Microsoft Previews Azure Active Directory Policy Server Extension
Microsoft announced a public preview today of a new Azure Active Directory capability that could simplify identity and access networking issues for some organizations.
The new preview, called "Network Policy Server (NPS) Extension for Azure multifactor authentication (MFA)," adds Remote Authentication Dial-In User Service (RADIUS) authentication support for clients when using the Azure MFA service. The extension offers organizations an alternative to running an Azure Multi-Factor Authentication Server in their datacenters in order to tap the Azure MFA service.
Azure AD is Microsoft's "cloud"-based identity and access management service. It's hosted from Microsoft's datacenters, but the service has lacked support for the RADIUS protocol that's typical used to authenticate clients for organizations using virtual private networks (VPNs). However, the new NPS Extension for Azure MFA preview has "closed this gap," according to Microsoft's announcement.
"With today's release of the NPS Extension for Azure MFA, I'm excited to announce that we have closed this gap, and added the ability to secure RADIUS clients using cloud-based MFA!" Microsoft's announcement stated.
MFA is an authentication scheme that adds secondary verification of a user's identity when they try to access network resources. Typically, end users will get a pushed-out message (via SMS) or an automated phone call to their smartphone to confirm their identities. However, organizations with VPNs that have wanted to use MFA with the Azure AD service typically have needed to set up Azure Multifactor Authentication Server in their datacenters because that was the only way to get RADIUS support, Microsoft's announcement explained. The NPS Extension for Azure MFA possibly simplifies those matters. However, it has some licensing requirements, and organizations still need a Network Policy Server.
The extension can be used if an organization is licensed to use Azure MFA, which comes with Azure AD Premium subscriptions and Enterprise Mobility + Security (EMS) licensing. Organizations also need to be using Windows Server 2008 R2 Service Pack 1 or greater to use the NPS Extension for Azure MFA. Another requirement is to use the Azure AD Connect synchronization service.
The extension gets installed via a PowerShell script. IT pros next will have to "configure your RADIUS client to authenticate through your NPS Server," according to Microsoft's description.

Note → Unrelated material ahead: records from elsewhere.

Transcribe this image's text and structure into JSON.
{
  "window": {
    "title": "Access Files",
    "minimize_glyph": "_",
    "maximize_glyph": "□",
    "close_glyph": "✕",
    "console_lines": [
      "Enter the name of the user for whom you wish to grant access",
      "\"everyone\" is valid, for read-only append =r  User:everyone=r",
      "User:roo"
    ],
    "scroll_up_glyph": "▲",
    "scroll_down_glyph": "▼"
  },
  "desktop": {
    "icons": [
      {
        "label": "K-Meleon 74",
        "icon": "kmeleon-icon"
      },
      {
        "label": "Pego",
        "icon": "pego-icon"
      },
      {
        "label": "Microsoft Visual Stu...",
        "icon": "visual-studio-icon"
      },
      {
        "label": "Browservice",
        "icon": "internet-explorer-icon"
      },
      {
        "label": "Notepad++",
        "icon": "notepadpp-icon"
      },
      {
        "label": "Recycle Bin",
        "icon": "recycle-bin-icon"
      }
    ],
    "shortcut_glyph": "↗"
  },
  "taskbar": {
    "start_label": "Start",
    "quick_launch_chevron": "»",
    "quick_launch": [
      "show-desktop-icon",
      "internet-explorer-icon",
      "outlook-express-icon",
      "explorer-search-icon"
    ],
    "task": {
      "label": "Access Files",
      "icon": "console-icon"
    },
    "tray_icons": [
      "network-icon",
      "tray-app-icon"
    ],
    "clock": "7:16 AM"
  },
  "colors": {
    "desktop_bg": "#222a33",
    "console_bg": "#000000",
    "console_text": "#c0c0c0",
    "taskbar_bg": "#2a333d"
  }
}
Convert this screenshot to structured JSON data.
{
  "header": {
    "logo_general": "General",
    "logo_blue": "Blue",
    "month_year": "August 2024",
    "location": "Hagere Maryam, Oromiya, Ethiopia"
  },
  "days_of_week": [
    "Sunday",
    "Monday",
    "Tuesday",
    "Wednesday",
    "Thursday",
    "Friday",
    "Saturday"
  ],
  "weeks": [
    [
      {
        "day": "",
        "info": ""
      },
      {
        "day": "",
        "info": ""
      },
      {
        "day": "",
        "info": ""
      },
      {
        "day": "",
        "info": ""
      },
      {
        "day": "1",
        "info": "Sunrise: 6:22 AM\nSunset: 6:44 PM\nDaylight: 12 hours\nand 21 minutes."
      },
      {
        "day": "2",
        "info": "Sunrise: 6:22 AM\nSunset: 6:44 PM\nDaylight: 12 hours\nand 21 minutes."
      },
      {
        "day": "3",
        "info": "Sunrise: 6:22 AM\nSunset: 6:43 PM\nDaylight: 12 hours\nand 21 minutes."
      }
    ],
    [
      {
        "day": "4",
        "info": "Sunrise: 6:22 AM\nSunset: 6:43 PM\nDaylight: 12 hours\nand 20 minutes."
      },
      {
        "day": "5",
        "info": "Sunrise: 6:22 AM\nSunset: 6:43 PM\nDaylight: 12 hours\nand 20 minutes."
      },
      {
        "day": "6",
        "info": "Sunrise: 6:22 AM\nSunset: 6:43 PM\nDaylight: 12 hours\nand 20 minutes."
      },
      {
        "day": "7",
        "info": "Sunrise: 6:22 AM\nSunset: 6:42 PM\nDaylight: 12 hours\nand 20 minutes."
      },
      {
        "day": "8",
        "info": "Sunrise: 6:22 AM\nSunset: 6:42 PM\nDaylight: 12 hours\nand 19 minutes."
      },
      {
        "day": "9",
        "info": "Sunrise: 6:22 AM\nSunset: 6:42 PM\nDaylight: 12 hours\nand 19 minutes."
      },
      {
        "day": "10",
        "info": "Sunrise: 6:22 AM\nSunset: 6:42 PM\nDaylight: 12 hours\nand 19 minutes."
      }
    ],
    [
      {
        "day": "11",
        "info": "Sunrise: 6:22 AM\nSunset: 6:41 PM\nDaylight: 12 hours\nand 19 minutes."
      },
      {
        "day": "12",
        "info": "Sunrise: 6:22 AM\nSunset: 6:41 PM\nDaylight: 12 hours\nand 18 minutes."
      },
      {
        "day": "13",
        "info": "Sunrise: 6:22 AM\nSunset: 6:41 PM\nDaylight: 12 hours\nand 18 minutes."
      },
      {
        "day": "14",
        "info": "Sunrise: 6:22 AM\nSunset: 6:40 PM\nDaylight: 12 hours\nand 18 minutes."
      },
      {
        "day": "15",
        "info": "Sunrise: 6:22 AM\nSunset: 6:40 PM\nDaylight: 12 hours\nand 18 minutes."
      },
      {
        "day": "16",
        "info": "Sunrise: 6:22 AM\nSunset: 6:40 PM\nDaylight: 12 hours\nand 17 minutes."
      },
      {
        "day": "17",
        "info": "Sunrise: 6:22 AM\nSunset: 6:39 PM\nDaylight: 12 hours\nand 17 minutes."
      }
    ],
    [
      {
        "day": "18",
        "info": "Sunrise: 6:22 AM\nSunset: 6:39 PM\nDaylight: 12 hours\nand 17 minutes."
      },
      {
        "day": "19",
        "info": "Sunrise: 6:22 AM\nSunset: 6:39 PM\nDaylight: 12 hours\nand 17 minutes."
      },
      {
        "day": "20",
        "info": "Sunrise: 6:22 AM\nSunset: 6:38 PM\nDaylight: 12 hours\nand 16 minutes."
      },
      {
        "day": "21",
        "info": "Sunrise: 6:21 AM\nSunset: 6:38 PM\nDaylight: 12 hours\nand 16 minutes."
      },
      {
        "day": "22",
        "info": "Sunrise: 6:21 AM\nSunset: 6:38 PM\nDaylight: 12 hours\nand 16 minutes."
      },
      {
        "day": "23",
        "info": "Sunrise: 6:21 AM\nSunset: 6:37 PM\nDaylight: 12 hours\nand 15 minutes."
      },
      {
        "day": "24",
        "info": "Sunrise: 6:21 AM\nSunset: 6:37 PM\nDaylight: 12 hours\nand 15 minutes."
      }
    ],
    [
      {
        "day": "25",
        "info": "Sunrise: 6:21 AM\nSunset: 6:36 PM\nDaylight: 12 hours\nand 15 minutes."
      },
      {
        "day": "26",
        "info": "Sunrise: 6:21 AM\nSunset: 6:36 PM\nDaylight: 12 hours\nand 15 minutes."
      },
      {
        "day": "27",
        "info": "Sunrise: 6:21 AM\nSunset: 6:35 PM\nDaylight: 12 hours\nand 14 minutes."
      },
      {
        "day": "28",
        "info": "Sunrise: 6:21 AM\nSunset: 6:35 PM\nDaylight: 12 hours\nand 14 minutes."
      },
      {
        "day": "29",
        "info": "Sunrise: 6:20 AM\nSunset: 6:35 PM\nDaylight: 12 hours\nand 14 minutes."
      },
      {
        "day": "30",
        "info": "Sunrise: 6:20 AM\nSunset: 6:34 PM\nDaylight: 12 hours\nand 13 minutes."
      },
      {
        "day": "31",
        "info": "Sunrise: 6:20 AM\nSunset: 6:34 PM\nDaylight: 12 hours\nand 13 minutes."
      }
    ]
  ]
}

The new extension apparently is just for "greenfield" or new deployments. There aren't any "tools to migrate users and settings from MFA Server to the cloud," Microsoft's announcement warned. In addition, it's an all-or-nothing kind of service. Organizations wanting MFA for just some users, rather than all users, have to set up two Network Policy Servers and put the extension on just one of them.
The preview can be accessed through the Azure portal, according to a Microsoft spokesperson. Of course, organizations need the requisite access and licensing privileges to use it.
Kurt Mackie is senior news producer for the 1105 Enterprise Computing Group.